It’s resources week, so let’s get to it!
Resource #1: How to Opt Out of Pre-Screened Credit Offers
Okay, so, sometimes on Lifehacker there are articles that someone writes about as a “life hack” when people of color have been doing since the dawn of time, like storing your leftovers in soup containers. Are people trying to colonize my refrigerator now? Get the fuck outta here. Anyway, rarely do I find something that is actually useful, but recently there was an article sharing how to opt out of pre-screened credit offers. I get a shit ton of these and you know what’s better than recycling? Not receiving the trash in the first place! I have yet to try what the article suggests, but at this point it will be worth it not to get at least a half-dozen of these each week.
Resource #2: Covid-19 at the White House Tableau Dashboard

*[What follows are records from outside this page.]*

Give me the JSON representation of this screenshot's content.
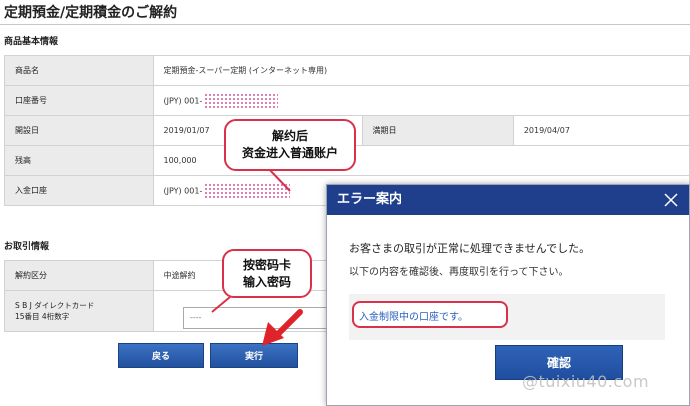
{
  "page": {
    "title": "定期預金/定期積金のご解約"
  },
  "product_section": {
    "title": "商品基本情報",
    "rows": [
      {
        "label": "商品名",
        "value": "定期預金-スーパー定期 (インターネット専用)"
      },
      {
        "label": "口座番号",
        "value": "(JPY)  001-"
      },
      {
        "label": "開設日",
        "value": "2019/01/07",
        "label2": "満期日",
        "value2": "2019/04/07"
      },
      {
        "label": "残高",
        "value": "100,000"
      },
      {
        "label": "入金口座",
        "value": "(JPY)  001-"
      }
    ]
  },
  "transaction_section": {
    "title": "お取引情報",
    "cancel_type_label": "解約区分",
    "cancel_type_value": "中途解約",
    "card_label_line1": "S B J ダイレクトカード",
    "card_label_line2": "15番目 4桁数字",
    "password_value": "----"
  },
  "buttons": {
    "back": "戻る",
    "execute": "実行"
  },
  "callouts": {
    "top": {
      "line1": "解约后",
      "line2": "资金进入普通账户"
    },
    "bottom": {
      "line1": "按密码卡",
      "line2": "输入密码"
    }
  },
  "modal": {
    "title": "エラー案内",
    "message1": "お客さまの取引が正常に処理できませんでした。",
    "message2": "以下の内容を確認後、再度取引を行って下さい。",
    "error": "入金制限中の口座です。",
    "confirm": "確認"
  },
  "watermark": "@tuixiu40.com",
  "colors": {
    "header_blue": "#1f3f8c",
    "button_blue": "#2a5aa8",
    "highlight_red": "#d8324a",
    "link_blue": "#2a5fbf"
  }
}
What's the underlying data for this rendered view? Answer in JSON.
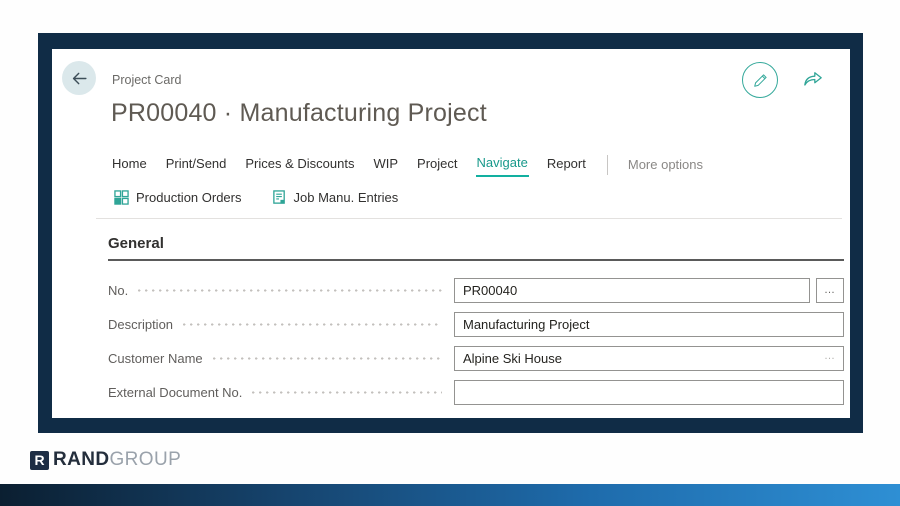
{
  "page": {
    "caption": "Project Card",
    "title": "PR00040 · Manufacturing Project"
  },
  "menu": {
    "items": [
      "Home",
      "Print/Send",
      "Prices & Discounts",
      "WIP",
      "Project",
      "Navigate",
      "Report"
    ],
    "active_item": "Navigate",
    "more_label": "More options"
  },
  "toolbar": {
    "items": [
      {
        "label": "Production Orders",
        "icon": "production-orders-icon"
      },
      {
        "label": "Job Manu. Entries",
        "icon": "job-entries-icon"
      }
    ]
  },
  "section": {
    "title": "General"
  },
  "form": {
    "fields": [
      {
        "label": "No.",
        "value": "PR00040",
        "assist_button": "…"
      },
      {
        "label": "Description",
        "value": "Manufacturing Project"
      },
      {
        "label": "Customer Name",
        "value": "Alpine Ski House",
        "lookup_ellipsis": "…"
      },
      {
        "label": "External Document No.",
        "value": ""
      }
    ]
  },
  "footer": {
    "logo_letter": "R",
    "brand_bold": "RAND",
    "brand_light": "GROUP"
  },
  "colors": {
    "accent_teal": "#18998b",
    "accent_teal_underline": "#12b0a0",
    "frame_navy": "#102c46",
    "bar_gradient_start": "#0b1f31",
    "bar_gradient_end": "#2e8fd4",
    "field_border": "#949391",
    "label_gray": "#605e5c",
    "title_gray": "#5f5a53"
  }
}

For those of you playing along at home, some wonderful person has used Tableau to make a data visualization of Covid-19 at the White House. If you’ve never used Tableau before, I love it. You can click around and see the data presented in different ways.
Resource #3: iChill App
Full disclosure: I have not yet gone through the entire app. That being said, these sorts of things really depend on the person using it so your mileage may vary.
The iChill App from the Trauma Resource Institute aims to help users with stress by teaching the Community Resiliency Model, a set of self-help skills. The web app offers a clear overview of the app’s intent. To learn more in depth about this model, you can find Elaine Miller-Karas, LCSW’s book, Building Resilience to Trauma: The Trauma and Community Resiliency Models, on Bookshop.org or at the library.
The app walks you through building six core skills:
Shift and Stay
The app offers check-in meters to check your resilience before and after the exercises but the thing I appreciate most is that they try to make it accessible. The web app is available in Spanish as well as having narration for those unable to read or see the text. If anyone tries it, I’m curious to hear what you think about it.
Resource #4: 10 Things You Need to Know to Stop a Coup
What is a coup? A coup, or coup d'état, is a sudden, violent, and illegal seizure of power from a government. Why am I bringing this up? Why would we want to stop one? OH, YOU KNOW, NO REASON. JUST VERY INTERESTING INFORMATION TO SHARE.
That’s it for this week! If you enjoy this newsletter, feel free to subscribe, share it with a friend, and/or give me a tip!